The essays in Hymns, Homilies and Hermeneutics explore the literature of Byzantine liturgical communities and provide a window into lived Christianity in this period. The liturgical performance of Christian hymns and sermons creatively engaged the faithful in biblical exegesis, invited them to experience theology in song, and shaped their identity. These sacred stories, affective scripts and salvific songs were the literature of a liturgical community – hymns and sermons were heard, and in some cases sung, by lay and monastic Christians throughout the life of Byzantium. In the field of Byzantine studies there is a growing appreciation of the importance of liturgical texts for understanding the many facets of Byzantine Christianity: we are in the midst of a liturgical turn.
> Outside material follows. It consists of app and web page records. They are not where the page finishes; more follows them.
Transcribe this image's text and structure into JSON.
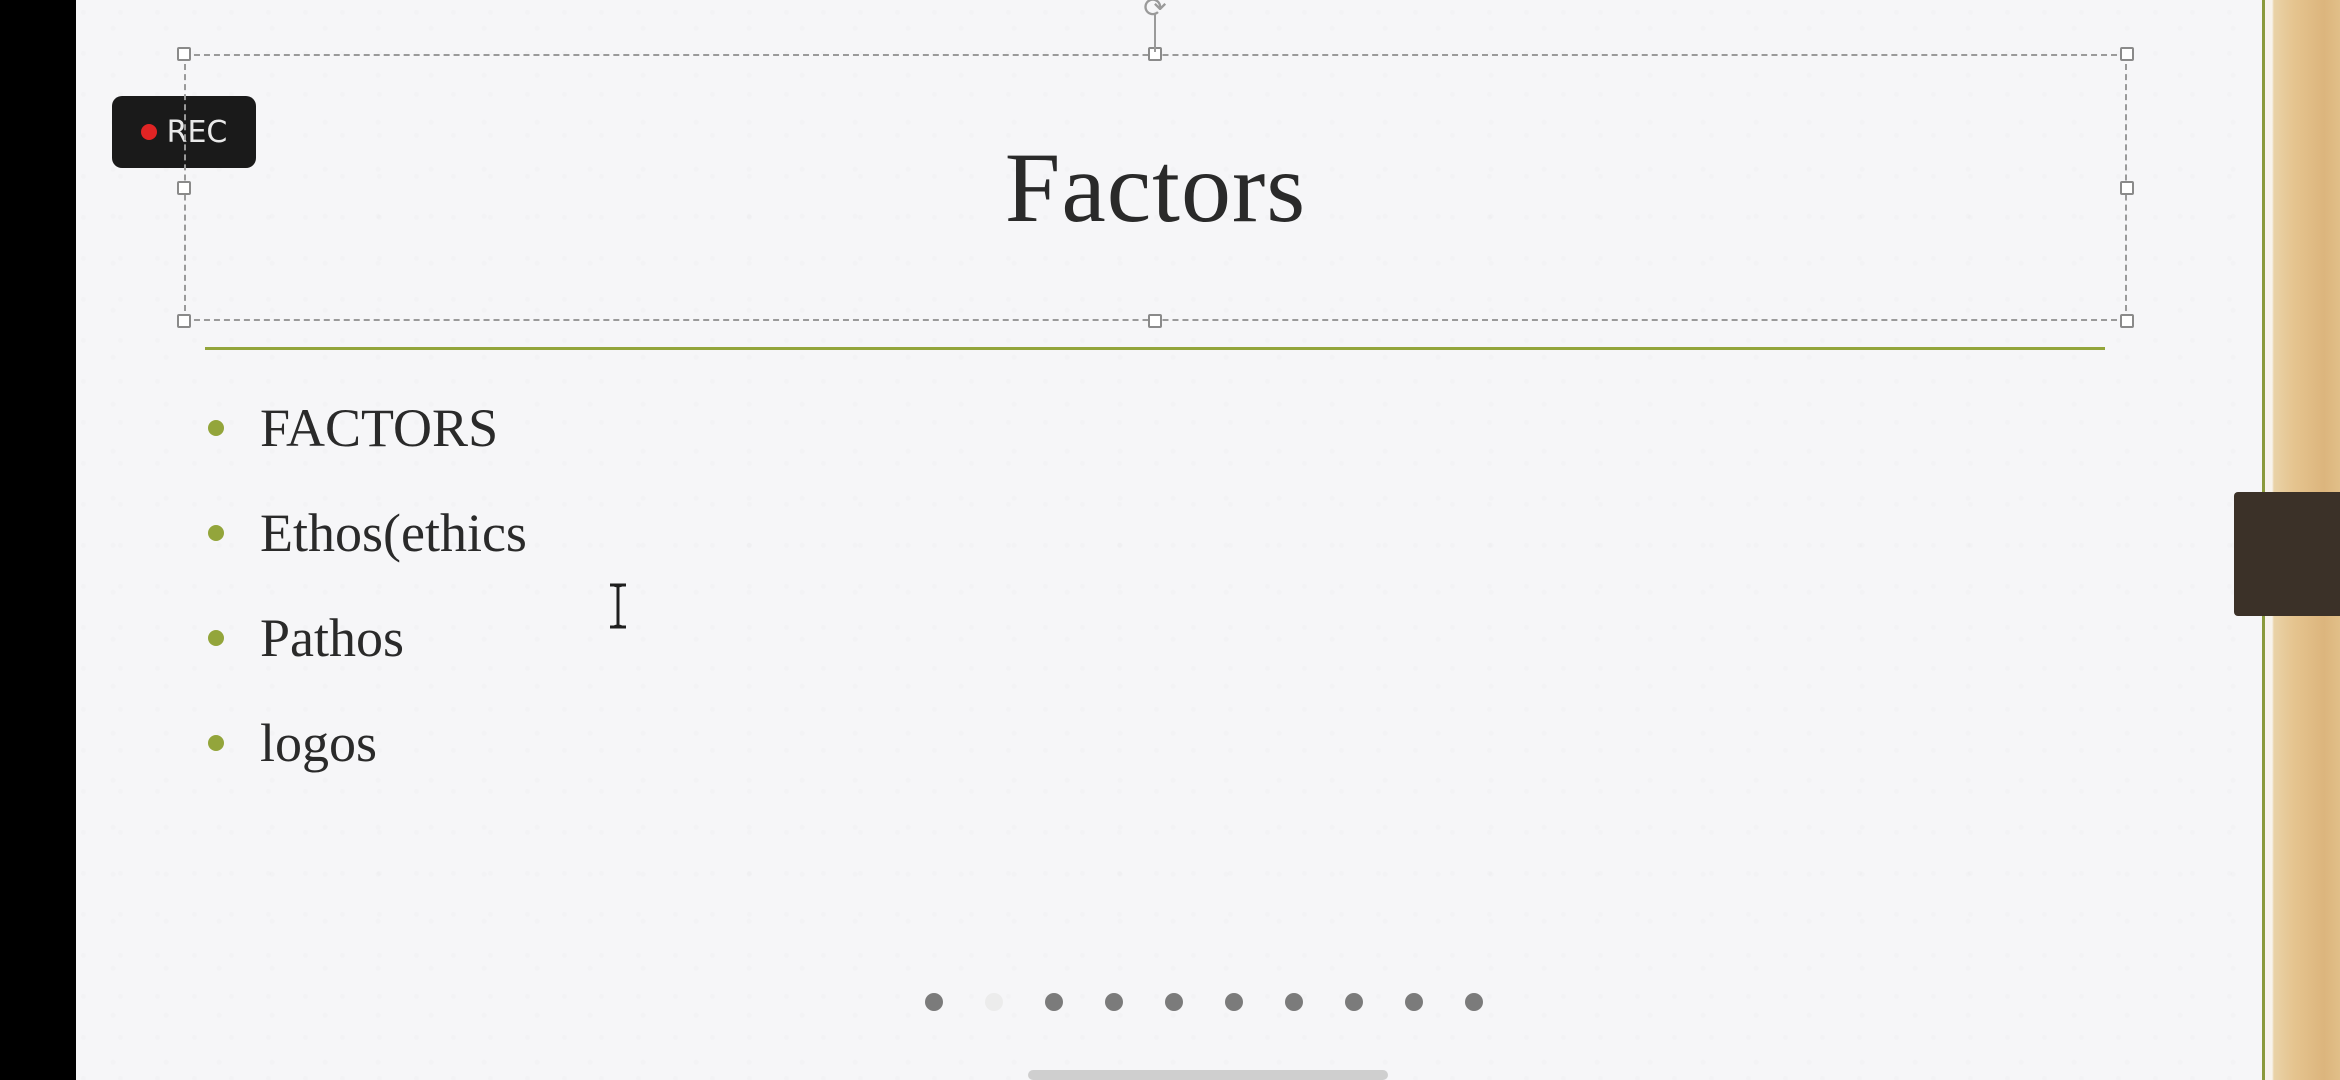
{
  "recording": {
    "label": "REC",
    "dot_color": "#e02424"
  },
  "slide": {
    "title": "Factors",
    "accent_color": "#93a53b",
    "bullets": [
      "FACTORS",
      "Ethos(ethics",
      "Pathos",
      "logos"
    ]
  },
  "pagination": {
    "total": 10,
    "active_index": 1
  },
  "icons": {
    "rotate": "rotate-icon",
    "text_cursor": "ibeam-cursor-icon"
  }
}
This book is a timely contribution to the emerging scholarship, illuminating the intersection between liturgical hymns, homiletics and hermeneutics.
Sarah Gador-Whyte, Ph.D. (2011, University of Melbourne), is Research Fellow in Biblical and Early Christian Studies in the Institute for Religion and Critical Inquiry at the Australian Catholic University, Melbourne. She is the author of Theology and Poetry in Early Byzantium: The Kontakia of Romanos the Melodist (Cambridge, 2017). Andrew Mellas, Ph.D. (2018, University of Sydney), is Senior Lecturer in Byzantine History & Liturgical Studies at St Andrew's Theological College. He is the author of Liturgy and the Emotions in Byzantium: Compunction and Hymnody (Cambridge, 2020).
Foreword Notes on Contributors
Introduction Sarah Gador-Whyte and Andrew Mellas
Part 1: Hermeneutics of Preaching
1 The Homiletic Audience as Embodied Hermeneutic: Scripture and Its Interpretation in the Exegetical Preaching of John Chrysostom Wendy Mayer
2 John Damascene’s Homily on the Withered Fig Tree (CPG 8058): Parable in Action, or Exegetical and Panegyrical Preaching in Interaction Fr Damaskinos (Olkinuora) of Xenophontos
3 John Damascene on the Transfiguration of the Lord: Mystical Homiletic Performance and Eschatological Hermeneutics Vassilis Adrahtas
4 Andrew of Crete’s Great Canon, Byzantine Hermeneutics, and Genesis 1–3 Doru Costache
Part 2: Performing and Experiencing Christianity
5 Knowledge in Song: Liturgical Formation and Transformation in Romanos the Melodist Sarah Gador-Whyte
6 Is There Room for Doubt in Christian Faith? Romanos the Melodist and John the Monk on the Apostle Thomas Mary B. Cunningham
7 The Tears of a Harlot: Kassia’s Hymn On the Sinful Woman and the Biblical Mosaic of Salvation Andrew Mellas
8 Looking, Listening and Learning: Justinian’s Hagia Sophia Brian Croke
9 “Blessed Is He Who Has Come and Comes Again”: Mimesis and Eschatology in Palm Sunday Hymns and Processions of Twelfth-Century Jerusalem Daniel Galadza
Part 3: Tradition and Reception
10 Syriac Hymnography before Ephrem Scott Fitzgerald Johnson
11 The Eye of the Soul in Plato and Pseudo-Macarius: Alexandrian Theology and the Roots of Hesychasm Eva Anagnostou-Laoutides
Particularly academic specialists and students working in the areas of history of Christian religion and lay experience of it; those with particular interest in liturgy, hymnography and homiletics.